Lies, Lies, Lies
I well remember the afternoon of Friday, May 7, 1915. A half-dozen medical students at the University of Wisconsin were leaving the laboratory to go home for the day. A newcomer arrived with an exciting message. "They have done it!" he cried. "The Germans have torpedoed the Lusitania. And now the fat's in the fire. There was no ammunition on that ship."
The argument as to whether Britain or Germany was most at fault continued for months and years afterward. Sentiment turned increasingly against the Germans, and war began to be mentioned. Finally, two years later, we were persuaded. Over fifty years later, shortly before its own tragic demise, Life (October 13, 1972) published an excerpt from Lusitania, by Colin Simpson, a British journalist who had carefully examined all the old and much new information about the Lusitania. And what does he say?
That the Lusitania was indeed heavily armed, that her manifests had been falsified to hide a large cargo of munitions and other contraband, that the English admiralty was strangely negligent in protecting the ship against attack, and that for some thirty years the United States Government purposely withheld the truth about the sinking from the public; it denied the facts and falsely accused Germany of an atrocity to arouse American sentiment against Germany.
In other words, while one cannot say that the event was staged, it was very largely maneuvered and greatly misrepresented and exploited by the British and American governments to induce hatred in the American people toward the German people. In short, we were lied to by our leaders to maneuver our country into a war for political reasons and not to "save democracy." By order of President Wilson, the truth about the Lusitania was buried until the time of President Franklin Roosevelt.
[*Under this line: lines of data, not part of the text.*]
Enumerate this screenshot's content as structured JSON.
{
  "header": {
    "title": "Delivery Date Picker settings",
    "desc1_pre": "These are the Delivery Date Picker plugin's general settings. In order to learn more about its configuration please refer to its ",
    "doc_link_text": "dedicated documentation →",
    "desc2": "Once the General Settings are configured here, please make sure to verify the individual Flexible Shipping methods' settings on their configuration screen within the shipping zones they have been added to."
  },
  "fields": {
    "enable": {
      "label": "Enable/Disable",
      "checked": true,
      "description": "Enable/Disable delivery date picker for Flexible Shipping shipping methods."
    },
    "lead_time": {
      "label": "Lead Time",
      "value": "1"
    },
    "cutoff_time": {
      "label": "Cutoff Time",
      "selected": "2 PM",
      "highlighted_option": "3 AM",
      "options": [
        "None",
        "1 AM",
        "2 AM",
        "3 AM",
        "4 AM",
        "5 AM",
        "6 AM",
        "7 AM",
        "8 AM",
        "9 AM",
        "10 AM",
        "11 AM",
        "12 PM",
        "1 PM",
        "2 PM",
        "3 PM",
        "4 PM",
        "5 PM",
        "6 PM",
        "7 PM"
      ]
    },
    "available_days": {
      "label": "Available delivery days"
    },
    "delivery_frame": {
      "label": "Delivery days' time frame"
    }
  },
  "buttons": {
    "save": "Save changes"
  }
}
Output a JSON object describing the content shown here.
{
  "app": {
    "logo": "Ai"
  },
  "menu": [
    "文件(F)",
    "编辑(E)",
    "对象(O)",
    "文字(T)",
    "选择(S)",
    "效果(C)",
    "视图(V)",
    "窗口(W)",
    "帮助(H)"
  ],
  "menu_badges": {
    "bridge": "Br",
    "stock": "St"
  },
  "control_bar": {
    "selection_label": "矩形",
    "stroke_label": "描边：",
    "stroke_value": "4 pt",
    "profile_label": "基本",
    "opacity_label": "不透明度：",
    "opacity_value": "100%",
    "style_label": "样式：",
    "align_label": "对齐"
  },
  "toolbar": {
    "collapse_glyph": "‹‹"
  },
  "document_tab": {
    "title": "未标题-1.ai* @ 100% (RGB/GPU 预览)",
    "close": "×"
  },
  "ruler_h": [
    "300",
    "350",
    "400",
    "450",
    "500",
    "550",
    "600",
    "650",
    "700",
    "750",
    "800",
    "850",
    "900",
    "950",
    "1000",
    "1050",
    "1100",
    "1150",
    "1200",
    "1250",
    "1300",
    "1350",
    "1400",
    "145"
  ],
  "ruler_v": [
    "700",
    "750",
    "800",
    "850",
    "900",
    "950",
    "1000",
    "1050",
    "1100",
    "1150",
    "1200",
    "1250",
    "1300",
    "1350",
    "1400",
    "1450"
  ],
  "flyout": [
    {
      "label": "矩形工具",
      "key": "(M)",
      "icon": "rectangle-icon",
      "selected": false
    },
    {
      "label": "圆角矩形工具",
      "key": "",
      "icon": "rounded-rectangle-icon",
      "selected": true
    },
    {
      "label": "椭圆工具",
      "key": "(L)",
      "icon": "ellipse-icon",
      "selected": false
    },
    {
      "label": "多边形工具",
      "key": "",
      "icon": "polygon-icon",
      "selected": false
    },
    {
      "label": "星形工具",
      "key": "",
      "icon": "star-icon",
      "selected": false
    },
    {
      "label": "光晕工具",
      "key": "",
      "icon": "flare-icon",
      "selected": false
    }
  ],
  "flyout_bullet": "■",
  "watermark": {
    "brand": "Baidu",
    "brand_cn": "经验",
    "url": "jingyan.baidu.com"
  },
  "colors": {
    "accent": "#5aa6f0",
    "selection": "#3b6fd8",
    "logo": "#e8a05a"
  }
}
One hero stood out in all this shameful business. On September 20, 1917, Senator Robert La Follette of Wisconsin stated in a public speech that it was true that the Lusitania had been carrying munitions and the President was aware of it. The Senate promptly attempted to expel him for this treachery! La Follette demanded exhibition of the true manifest of the Lusitania. This was refused. Dudley Field Malone, the Collector of Customs in New York, quietly offered to testify on La Follette's behalf, and the Senate dropped the shameful charges. La Follette was one of the few public leaders who would not join in that great political lie which led to the death and maiming of millions of human beings.
I lived through these days and these conflicts of opinion and contradictory news dispatches, and the tragic years that followed. For me, lying is a sin in large letters, and lying by leaders is unforgivable.
The rally cry, "Save Democracy," still has as much appeal to us today as it did in the run-up to World War One. That war was sold as a fight for democracy and the war to end all wars. But the American people bought into a mislabeled bag of goods that they paid for with their lives. This war, and the condition that it left Germany in, set up a nation for the likes of a dictator like Adolf Hitler.
And we still follow the drum beat of lies into war. We blindly believe our politicians when they say a war is how we are defending our homeland and saving democracy.
We need to repent as a nation.
We need to stop accepting lying as the status quo.
We need to call sin what it is and refuse to allow egregious and continual sinners to lead us. A lie is a sin, yet we like to color it up and call it protection, marketing, and public affairs. How have we allowed lying to become commonplace?
We need to stop attacking those who point out that the emperor has no clothes and begin to be upset that the emperor is actually naked. It is extremely difficult to stand up against the powers that be in a society that likes to pretend that the powers that be, at least the ones on the same side of the political aisle, are never wrong. We must realize that those who we blindly accept as being right are those who are most dangerous to us.
Until our frustration is directed at the right things, we will never see any significant change. Along with expecting our leaders to not be liars, we must also direct some of our frustration on self-reflection. We need to repent and be the people that God wants us to be.
Some trust in chariots and some in horses, but we trust in the name of the Lord our God. They collapse and fall, but we rise and stand upright. O Lord, save the king! May he answer us when we call. Psalms 20:7-9 (ESV)
Some trust in lies and deception, in money and military might, but we will trust in God. Let's stop coloring up sin in fancy, acceptable terms because sin is never acceptable.